┌──
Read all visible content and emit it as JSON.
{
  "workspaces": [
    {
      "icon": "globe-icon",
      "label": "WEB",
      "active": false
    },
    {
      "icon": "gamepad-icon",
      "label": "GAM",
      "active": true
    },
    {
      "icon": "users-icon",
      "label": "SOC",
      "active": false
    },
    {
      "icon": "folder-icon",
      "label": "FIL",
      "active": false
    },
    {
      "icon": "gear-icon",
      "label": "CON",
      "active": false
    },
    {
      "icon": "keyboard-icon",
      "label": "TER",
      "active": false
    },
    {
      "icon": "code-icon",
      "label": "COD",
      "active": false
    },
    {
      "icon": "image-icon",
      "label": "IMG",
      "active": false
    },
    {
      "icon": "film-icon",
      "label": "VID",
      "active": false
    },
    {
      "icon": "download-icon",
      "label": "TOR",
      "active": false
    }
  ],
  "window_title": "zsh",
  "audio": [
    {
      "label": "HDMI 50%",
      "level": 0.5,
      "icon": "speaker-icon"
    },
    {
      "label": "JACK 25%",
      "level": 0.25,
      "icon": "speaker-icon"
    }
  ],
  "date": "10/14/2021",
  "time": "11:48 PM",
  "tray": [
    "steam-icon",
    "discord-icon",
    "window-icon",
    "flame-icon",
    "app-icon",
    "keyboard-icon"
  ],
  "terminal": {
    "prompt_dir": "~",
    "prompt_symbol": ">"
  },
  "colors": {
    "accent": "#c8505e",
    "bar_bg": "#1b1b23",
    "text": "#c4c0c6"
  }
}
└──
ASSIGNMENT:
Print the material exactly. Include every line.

ANSWER SPACE:
Read all visible content and emit it as JSON.
{
  "workspaces": [
    {
      "icon": "globe-icon",
      "label": "WEB",
      "active": false
    },
    {
      "icon": "gamepad-icon",
      "label": "GAM",
      "active": true
    },
    {
      "icon": "users-icon",
      "label": "SOC",
      "active": false
    },
    {
      "icon": "folder-icon",
      "label": "FIL",
      "active": false
    },
    {
      "icon": "gear-icon",
      "label": "CON",
      "active": false
    },
    {
      "icon": "keyboard-icon",
      "label": "TER",
      "active": false
    },
    {
      "icon": "code-icon",
      "label": "COD",
      "active": false
    },
    {
      "icon": "image-icon",
      "label": "IMG",
      "active": false
    },
    {
      "icon": "film-icon",
      "label": "VID",
      "active": false
    },
    {
      "icon": "download-icon",
      "label": "TOR",
      "active": false
    }
  ],
  "window_title": "zsh",
  "audio": [
    {
      "label": "HDMI 50%",
      "level": 0.5,
      "icon": "speaker-icon"
    },
    {
      "label": "JACK 25%",
      "level": 0.25,
      "icon": "speaker-icon"
    }
  ],
  "date": "10/14/2021",
  "time": "11:48 PM",
  "tray": [
    "steam-icon",
    "discord-icon",
    "window-icon",
    "flame-icon",
    "app-icon",
    "keyboard-icon"
  ],
  "terminal": {
    "prompt_dir": "~",
    "prompt_symbol": ">"
  },
  "colors": {
    "accent": "#c8505e",
    "bar_bg": "#1b1b23",
    "text": "#c4c0c6"
  }
}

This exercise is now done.